Rebecca Roanhorse came onto the scene a couple of years ago with Trail of Lightning, a book which was mostly well-received but which was criticized by some Navajo for getting stuff wrong (proof that a Native American can be wrong about NA cultures other than their own).
With Black Sun, she has taken a safer route. This article contains spoilers, so if you haven’t read it and intend to, please bookmark this and come back when you have.
A Mesoamerican Secondary World
Black Sun is Mesoamerican (and a bit south American and even a bit north American) in the same way Game of Thrones is European. Roanhorse has taken the entire concept of the “history-based secondary world” and applied it to the great civilizations of the Americas. The title appears to refer to the “Black sun” of Mesoamerican mythology, which is connected to Quetzalcoatl.
It’s also more literal; the “Black sun” in the book is a solar eclipse, which the priests predict. The book centers around theological and political conflict between the Watchers, a caste of astronomer-priests who guide the people and a cult in the Carrion Crow clan who believes their god is coming back.
Which might actually be true.
The book also includes Polynesian-flavored mermaids (I honestly just love Xiala), crow magic, and a dabbling of classism.
It’s Also Queer As…
Roanhorse also just throws in all kinds of random queerness, in a way which doesn’t feel like she’s checking off diversity boxes. A fairly major character is non-binary, and the culture has an acceptance of a “third gender,” as is fairly common in non-western cultures.
Randomly, a background character turns out to be a trans woman. “We were boys together.” “Now you’re a woman.” “I was always a woman.” This is a great exchange which illustrates that Roanhorse has listened to trans people.

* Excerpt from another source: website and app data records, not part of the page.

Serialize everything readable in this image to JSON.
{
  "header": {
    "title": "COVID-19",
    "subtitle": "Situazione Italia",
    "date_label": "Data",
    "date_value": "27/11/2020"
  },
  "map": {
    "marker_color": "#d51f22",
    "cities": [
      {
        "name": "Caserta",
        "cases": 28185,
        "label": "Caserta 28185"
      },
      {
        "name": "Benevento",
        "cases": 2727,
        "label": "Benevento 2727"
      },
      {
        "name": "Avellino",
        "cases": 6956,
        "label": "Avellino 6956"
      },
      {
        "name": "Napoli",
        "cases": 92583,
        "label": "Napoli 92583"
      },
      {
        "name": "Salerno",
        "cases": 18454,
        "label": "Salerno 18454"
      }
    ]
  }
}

Xiala, the mermaid, is bisexual or pansexual (neither word is used but she does sleep with men and women during the book).
None of these characters are buried, none of them are treated differently. It’s a book in which queerness just kind of exists, without having to justify itself.

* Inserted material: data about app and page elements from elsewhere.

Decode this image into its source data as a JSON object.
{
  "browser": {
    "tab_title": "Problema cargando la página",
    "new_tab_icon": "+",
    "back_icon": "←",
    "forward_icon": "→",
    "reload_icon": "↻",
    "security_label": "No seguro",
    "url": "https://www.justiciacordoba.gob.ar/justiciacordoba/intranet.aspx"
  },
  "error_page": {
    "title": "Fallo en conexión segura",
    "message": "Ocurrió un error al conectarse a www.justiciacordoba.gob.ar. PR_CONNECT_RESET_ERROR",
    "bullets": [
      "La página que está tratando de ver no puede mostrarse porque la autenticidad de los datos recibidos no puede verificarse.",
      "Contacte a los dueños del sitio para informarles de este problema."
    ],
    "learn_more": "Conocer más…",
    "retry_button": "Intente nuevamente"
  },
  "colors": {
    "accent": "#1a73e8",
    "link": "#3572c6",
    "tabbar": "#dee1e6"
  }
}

All in all, Black Sun is a good book. I enjoyed the worldbuilding and the casual queerness, and I hope that she avoided being accused of anything this time. I still think Roanhorse’s true talent is in short fiction.
It is the first volume of a trilogy, and its one flaw is that it does feel as if it is part of a larger work split rather than completely standing on its own. The ending is, thus, a bit abrupt.

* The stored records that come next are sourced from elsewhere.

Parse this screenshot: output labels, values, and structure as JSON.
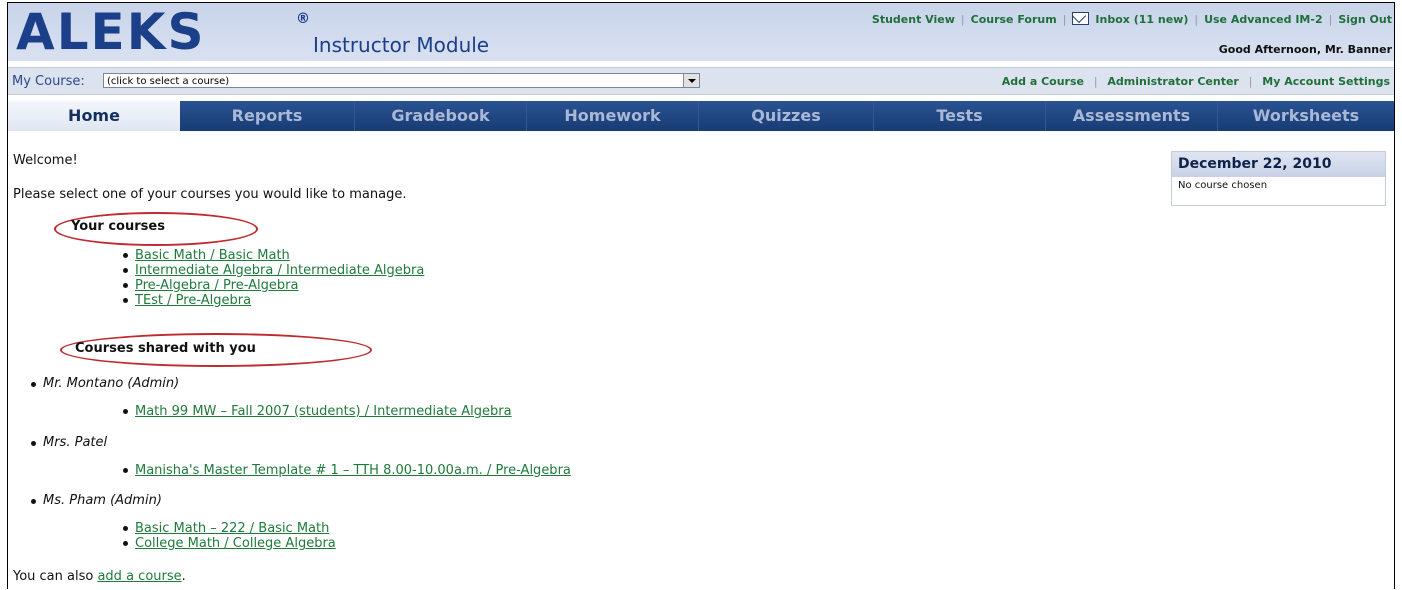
{
  "header": {
    "logo": "ALEKS",
    "registered": "®",
    "module": "Instructor Module",
    "links": [
      "Student View",
      "Course Forum",
      "Inbox (11 new)",
      "Use Advanced IM-2",
      "Sign Out"
    ],
    "greeting": "Good Afternoon, Mr. Banner"
  },
  "coursebar": {
    "label": "My Course:",
    "select_value": "(click to select a course)",
    "links": [
      "Add a Course",
      "Administrator Center",
      "My Account Settings"
    ]
  },
  "tabs": [
    "Home",
    "Reports",
    "Gradebook",
    "Homework",
    "Quizzes",
    "Tests",
    "Assessments",
    "Worksheets"
  ],
  "main": {
    "welcome": "Welcome!",
    "prompt": "Please select one of your courses you would like to manage.",
    "your_courses_title": "Your courses",
    "your_courses": [
      "Basic Math / Basic Math",
      "Intermediate Algebra / Intermediate Algebra",
      "Pre-Algebra / Pre-Algebra",
      "TEst / Pre-Algebra"
    ],
    "shared_title": "Courses shared with you",
    "shared": [
      {
        "owner": "Mr. Montano (Admin)",
        "courses": [
          "Math 99 MW – Fall 2007 (students) / Intermediate Algebra"
        ]
      },
      {
        "owner": "Mrs. Patel",
        "courses": [
          "Manisha's Master Template # 1 – TTH 8.00-10.00a.m. / Pre-Algebra"
        ]
      },
      {
        "owner": "Ms. Pham (Admin)",
        "courses": [
          "Basic Math – 222 / Basic Math",
          "College Math / College Algebra"
        ]
      }
    ],
    "also_prefix": "You can also ",
    "also_link": "add a course",
    "also_suffix": "."
  },
  "datepanel": {
    "date": "December 22, 2010",
    "status": "No course chosen"
  },
  "colors": {
    "brand_blue": "#1c3f8a",
    "link_green": "#1f7a3b",
    "tab_bar": "#173c74",
    "annotation_red": "#c0292e"
  }
}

It’s not my pick to win, but it absolutely belongs on the ballot.